Read the data below. Then repeat all of it exactly.

Top of INPUT DATA

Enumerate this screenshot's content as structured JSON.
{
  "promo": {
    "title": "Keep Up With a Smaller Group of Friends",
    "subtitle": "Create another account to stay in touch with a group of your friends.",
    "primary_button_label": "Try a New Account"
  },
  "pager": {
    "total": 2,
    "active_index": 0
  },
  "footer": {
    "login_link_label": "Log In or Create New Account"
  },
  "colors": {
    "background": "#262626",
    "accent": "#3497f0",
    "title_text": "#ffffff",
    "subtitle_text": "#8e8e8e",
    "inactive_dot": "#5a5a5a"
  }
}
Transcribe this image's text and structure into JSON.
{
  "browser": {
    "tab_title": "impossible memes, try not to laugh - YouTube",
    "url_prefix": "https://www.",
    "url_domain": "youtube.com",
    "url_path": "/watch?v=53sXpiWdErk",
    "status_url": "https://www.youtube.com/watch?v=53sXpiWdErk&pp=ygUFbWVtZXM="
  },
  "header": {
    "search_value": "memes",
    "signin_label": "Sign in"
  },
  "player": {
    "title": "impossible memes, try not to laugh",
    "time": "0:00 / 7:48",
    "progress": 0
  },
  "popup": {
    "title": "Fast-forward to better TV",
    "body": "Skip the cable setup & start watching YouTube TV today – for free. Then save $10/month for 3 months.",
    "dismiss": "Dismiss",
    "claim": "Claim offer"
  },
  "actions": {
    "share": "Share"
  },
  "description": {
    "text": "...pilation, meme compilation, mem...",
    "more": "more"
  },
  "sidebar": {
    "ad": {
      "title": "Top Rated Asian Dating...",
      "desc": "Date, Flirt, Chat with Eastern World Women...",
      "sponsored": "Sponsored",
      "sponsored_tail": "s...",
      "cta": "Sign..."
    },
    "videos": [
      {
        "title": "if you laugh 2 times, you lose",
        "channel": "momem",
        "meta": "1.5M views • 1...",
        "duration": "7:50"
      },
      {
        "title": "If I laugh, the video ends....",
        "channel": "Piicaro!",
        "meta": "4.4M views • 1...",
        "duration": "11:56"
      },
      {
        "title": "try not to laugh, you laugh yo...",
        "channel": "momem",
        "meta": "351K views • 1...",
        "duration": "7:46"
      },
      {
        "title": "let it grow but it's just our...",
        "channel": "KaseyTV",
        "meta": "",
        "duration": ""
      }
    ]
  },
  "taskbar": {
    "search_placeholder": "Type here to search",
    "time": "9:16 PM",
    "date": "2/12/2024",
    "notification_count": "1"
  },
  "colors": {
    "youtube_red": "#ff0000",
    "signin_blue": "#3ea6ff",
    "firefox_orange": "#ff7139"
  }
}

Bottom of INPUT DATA

▶ _ANSWER SPACE_
Enumerate this screenshot's content as structured JSON.
{
  "promo": {
    "title": "Keep Up With a Smaller Group of Friends",
    "subtitle": "Create another account to stay in touch with a group of your friends.",
    "primary_button_label": "Try a New Account"
  },
  "pager": {
    "total": 2,
    "active_index": 0
  },
  "footer": {
    "login_link_label": "Log In or Create New Account"
  },
  "colors": {
    "background": "#262626",
    "accent": "#3497f0",
    "title_text": "#ffffff",
    "subtitle_text": "#8e8e8e",
    "inactive_dot": "#5a5a5a"
  }
}
Transcribe this image's text and structure into JSON.
{
  "browser": {
    "tab_title": "impossible memes, try not to laugh - YouTube",
    "url_prefix": "https://www.",
    "url_domain": "youtube.com",
    "url_path": "/watch?v=53sXpiWdErk",
    "status_url": "https://www.youtube.com/watch?v=53sXpiWdErk&pp=ygUFbWVtZXM="
  },
  "header": {
    "search_value": "memes",
    "signin_label": "Sign in"
  },
  "player": {
    "title": "impossible memes, try not to laugh",
    "time": "0:00 / 7:48",
    "progress": 0
  },
  "popup": {
    "title": "Fast-forward to better TV",
    "body": "Skip the cable setup & start watching YouTube TV today – for free. Then save $10/month for 3 months.",
    "dismiss": "Dismiss",
    "claim": "Claim offer"
  },
  "actions": {
    "share": "Share"
  },
  "description": {
    "text": "...pilation, meme compilation, mem...",
    "more": "more"
  },
  "sidebar": {
    "ad": {
      "title": "Top Rated Asian Dating...",
      "desc": "Date, Flirt, Chat with Eastern World Women...",
      "sponsored": "Sponsored",
      "sponsored_tail": "s...",
      "cta": "Sign..."
    },
    "videos": [
      {
        "title": "if you laugh 2 times, you lose",
        "channel": "momem",
        "meta": "1.5M views • 1...",
        "duration": "7:50"
      },
      {
        "title": "If I laugh, the video ends....",
        "channel": "Piicaro!",
        "meta": "4.4M views • 1...",
        "duration": "11:56"
      },
      {
        "title": "try not to laugh, you laugh yo...",
        "channel": "momem",
        "meta": "351K views • 1...",
        "duration": "7:46"
      },
      {
        "title": "let it grow but it's just our...",
        "channel": "KaseyTV",
        "meta": "",
        "duration": ""
      }
    ]
  },
  "taskbar": {
    "search_placeholder": "Type here to search",
    "time": "9:16 PM",
    "date": "2/12/2024",
    "notification_count": "1"
  },
  "colors": {
    "youtube_red": "#ff0000",
    "signin_blue": "#3ea6ff",
    "firefox_orange": "#ff7139"
  }
}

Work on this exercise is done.